How an insomnia cure could change the face of breast cancer treatment

In my business, it’s rare for a treatment to have just one benefit. Unlike Big Pharma, which makes endless piles of money off of synthetic one-trick ponies, Nature is a bit of a multi-tasker when it comes to providing solutions.iStock_000017462311_Medium

And melatonin is just one shining example of this talent.

You might know it as the sleep hormone. Melatonin originates in your pineal gland as a response to darkness. And it plays a critical role in regulating your circadian rhythms—the technical term for your body’s sleep/wake cycles.

But that’s hardly all it does. And the recently published research I want to share with you today offers an important reminder of just how many benefits melatonin has to offer.

As part of this study, researchers assigned mice with triple negative breast cancer—one of the hardest breast cancers to treat—to two different groups. One group received melatonin an hour before lights out every night for 21 days. The other group served as a control.

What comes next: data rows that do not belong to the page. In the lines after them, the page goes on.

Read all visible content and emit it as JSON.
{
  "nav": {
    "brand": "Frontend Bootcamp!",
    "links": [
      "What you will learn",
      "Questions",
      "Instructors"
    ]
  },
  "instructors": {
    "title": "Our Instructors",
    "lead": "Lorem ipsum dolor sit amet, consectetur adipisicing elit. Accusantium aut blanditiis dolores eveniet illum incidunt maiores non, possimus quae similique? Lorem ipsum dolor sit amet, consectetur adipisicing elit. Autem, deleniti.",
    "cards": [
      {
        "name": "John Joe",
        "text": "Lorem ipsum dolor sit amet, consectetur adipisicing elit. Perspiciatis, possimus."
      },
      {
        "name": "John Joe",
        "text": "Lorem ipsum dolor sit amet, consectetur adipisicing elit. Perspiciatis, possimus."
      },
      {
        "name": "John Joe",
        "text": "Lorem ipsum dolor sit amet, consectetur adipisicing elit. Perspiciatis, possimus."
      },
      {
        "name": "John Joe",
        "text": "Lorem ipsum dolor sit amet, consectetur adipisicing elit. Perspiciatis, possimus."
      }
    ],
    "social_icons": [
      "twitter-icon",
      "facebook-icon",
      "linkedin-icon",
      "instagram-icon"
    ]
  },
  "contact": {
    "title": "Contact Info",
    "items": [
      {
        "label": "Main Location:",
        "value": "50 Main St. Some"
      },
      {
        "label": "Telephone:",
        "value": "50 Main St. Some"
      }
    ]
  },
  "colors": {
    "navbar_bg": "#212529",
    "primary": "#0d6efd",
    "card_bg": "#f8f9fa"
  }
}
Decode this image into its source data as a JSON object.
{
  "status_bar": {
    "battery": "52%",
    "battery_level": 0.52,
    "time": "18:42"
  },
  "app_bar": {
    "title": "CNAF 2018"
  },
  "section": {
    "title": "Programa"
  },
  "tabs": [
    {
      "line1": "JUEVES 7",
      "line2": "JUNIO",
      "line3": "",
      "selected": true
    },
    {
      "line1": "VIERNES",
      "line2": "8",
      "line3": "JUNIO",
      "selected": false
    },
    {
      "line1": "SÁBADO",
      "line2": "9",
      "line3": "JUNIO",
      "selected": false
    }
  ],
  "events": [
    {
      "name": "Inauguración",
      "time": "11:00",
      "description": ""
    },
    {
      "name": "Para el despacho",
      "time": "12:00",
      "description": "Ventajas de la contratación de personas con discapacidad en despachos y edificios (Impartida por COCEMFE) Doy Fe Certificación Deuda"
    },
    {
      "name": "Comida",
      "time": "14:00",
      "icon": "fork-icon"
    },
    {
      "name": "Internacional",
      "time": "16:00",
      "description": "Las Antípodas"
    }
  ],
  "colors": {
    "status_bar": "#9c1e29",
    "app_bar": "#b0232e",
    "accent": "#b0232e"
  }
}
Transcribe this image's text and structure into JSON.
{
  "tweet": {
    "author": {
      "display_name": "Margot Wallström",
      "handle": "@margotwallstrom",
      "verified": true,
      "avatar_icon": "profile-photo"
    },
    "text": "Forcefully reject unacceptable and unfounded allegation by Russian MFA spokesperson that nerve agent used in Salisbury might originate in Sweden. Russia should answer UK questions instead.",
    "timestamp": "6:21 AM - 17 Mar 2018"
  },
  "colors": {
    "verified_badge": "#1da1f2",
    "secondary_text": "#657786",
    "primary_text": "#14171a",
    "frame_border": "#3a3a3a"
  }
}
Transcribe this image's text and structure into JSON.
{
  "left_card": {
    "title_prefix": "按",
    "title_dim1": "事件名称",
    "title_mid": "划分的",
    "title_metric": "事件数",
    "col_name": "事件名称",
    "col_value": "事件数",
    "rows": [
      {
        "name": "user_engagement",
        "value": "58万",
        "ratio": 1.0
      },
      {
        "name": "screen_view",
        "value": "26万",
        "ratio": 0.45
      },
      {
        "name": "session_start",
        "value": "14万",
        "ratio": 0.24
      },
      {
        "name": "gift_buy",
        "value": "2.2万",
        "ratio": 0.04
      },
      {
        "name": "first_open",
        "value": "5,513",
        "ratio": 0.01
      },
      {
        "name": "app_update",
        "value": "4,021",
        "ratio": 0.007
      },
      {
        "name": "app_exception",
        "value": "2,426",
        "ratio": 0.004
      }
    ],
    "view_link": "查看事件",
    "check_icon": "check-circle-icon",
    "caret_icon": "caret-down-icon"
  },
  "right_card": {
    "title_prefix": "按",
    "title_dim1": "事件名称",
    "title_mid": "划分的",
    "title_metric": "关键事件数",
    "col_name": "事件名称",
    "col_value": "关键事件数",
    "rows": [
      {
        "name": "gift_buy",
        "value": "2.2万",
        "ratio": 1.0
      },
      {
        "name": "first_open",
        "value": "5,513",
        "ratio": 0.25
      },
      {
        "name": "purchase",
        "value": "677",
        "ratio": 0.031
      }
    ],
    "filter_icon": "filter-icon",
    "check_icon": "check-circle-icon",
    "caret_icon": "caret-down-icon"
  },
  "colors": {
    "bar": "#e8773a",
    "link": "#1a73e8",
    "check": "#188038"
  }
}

After just 21 days of treatment, tomography showed that the mice receiving melatonin had significantly smaller tumors. And those tumors showed less blood vessel growth too. (Blood vessel growth is technically known as angiogenesis, and it’s one of the main ways cancer feeds itself.)

Of course, these results were in mice, not humans. So you might be tempted to take them with a grain of salt. (I most certainly would.)

But this new study is just the latest installment in a growing body of research linking melatonin to breast cancer prevention. In fact, you might remember me sharing some of the findings in this field in the September 2013 issue.

Among other discoveries, researchers have found that low levels of melatonin are linked to breast cancer development. And higher levels appear to slow breast tumor growth. Supplementation may also help buffer your body from some of chemotherapy’s less desirable side effects. (Not to mention shrink tumors in women who weren’t seeing results with tamoxifen treatment alone.)

The takeaway here? You don’t have to be an insomniac to benefit from extra melatonin.

I recommend a starting dose of 3 mg of melatonin at bedtime. Feel free to experiment over time in order to find the dosage that works best for you—up to 15 mg a night is perfectly safe.


1.“Effect of Melatonin on Tumor Growth and Angiogenesis in Xenograft Model of Breast Cancer.” PLoS One. 2014 Jan 9;9(1):e85311.